However, in 2010 the World Health Organization’s International Agency for Research on Cancer deemed it a possible carcinogen for humans. Before you start worrying about getting cancer from your cupcakes, though, Plugge says the IARC doesn’t differentiate between potential carcinogens for humans versus animals. “They tend to make blanket statements based on animals,” he says. “There are a lot of chemicals that don’t do anything in rats but do something in humans, and vice versa.”

An example of animal studies raising concern are these findings published in 2017 in the journal Scientific Reports: When rats ingested titanium dioxide daily, their immune systems flared up and they developed pre-cancerous lesions. (Watch out for these 10 potentially cancer-causing foods.)

If titanium dioxide produces that same inflammatory response in humans, there’s a good reason to avoid eating it, says Wright. “From a nutritional standpoint, we’re really investigating what things in our diet can contribute to inflammation and what can decrease inflammation,” she says. After all, inflammation has been linked with diseases, from heart conditions to type 2 diabetes. But just because lab rats get inflammation from a chemical doesn’t mean humans will—especially in the small amounts allowed in our foods.

Even though any food you eat is less than one percent titanium dioxide, Wright says it could still be possible to get excess amounts. The additive used to be mostly for gum and toothpaste, but now it’s branched out to coffee creamers and pastries. “Getting excess amounts is where you run the risk of getting too much of these things generally recognized as safe,” she says.
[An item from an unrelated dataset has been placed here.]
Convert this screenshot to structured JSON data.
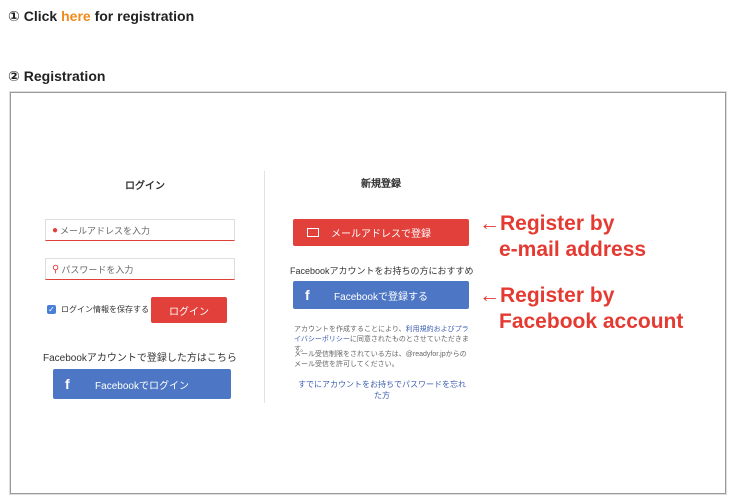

Learn the signs that you’re eating too many additives.

But Wright has a bigger reason to avoid titanium dioxide: Most foods with the additive are sweets. “Candies, cakes, and doughnuts—have only occasionally in the diet because of other issues like trans fats and sugars,” she says. “It’s another reason to stay away from some of these foods … and emphasize the foods we know can take down inflammation.” Start with these foods that fight inflammation.

Sources
  • Centers for Disease Control and Prevention: "Occupational Exposure to Titanium Dioxide"
  • Lauri Wright, PhD, RDN, LD, assistant professor in public health at the University of North Florida and spokesperson for the Academy of Nutrition and Dietetics
  • Hans Plugge, SM, MSc, senior toxicologist with 3E Company and American Chemical Society expert
  • Time: "Dunkin' Donuts Is Getting Rid of Titanium Dioxide in Its Food"
  • World Health Organization: "Carbon Black, Titanium Dioxide, and Talc"
  • Scientific Reports: "Food-grade TiO2 impairs intestinal and systemic immune homeostasis, initiates preneoplastic lesions and promotes aberrant crypt development in the rat colon"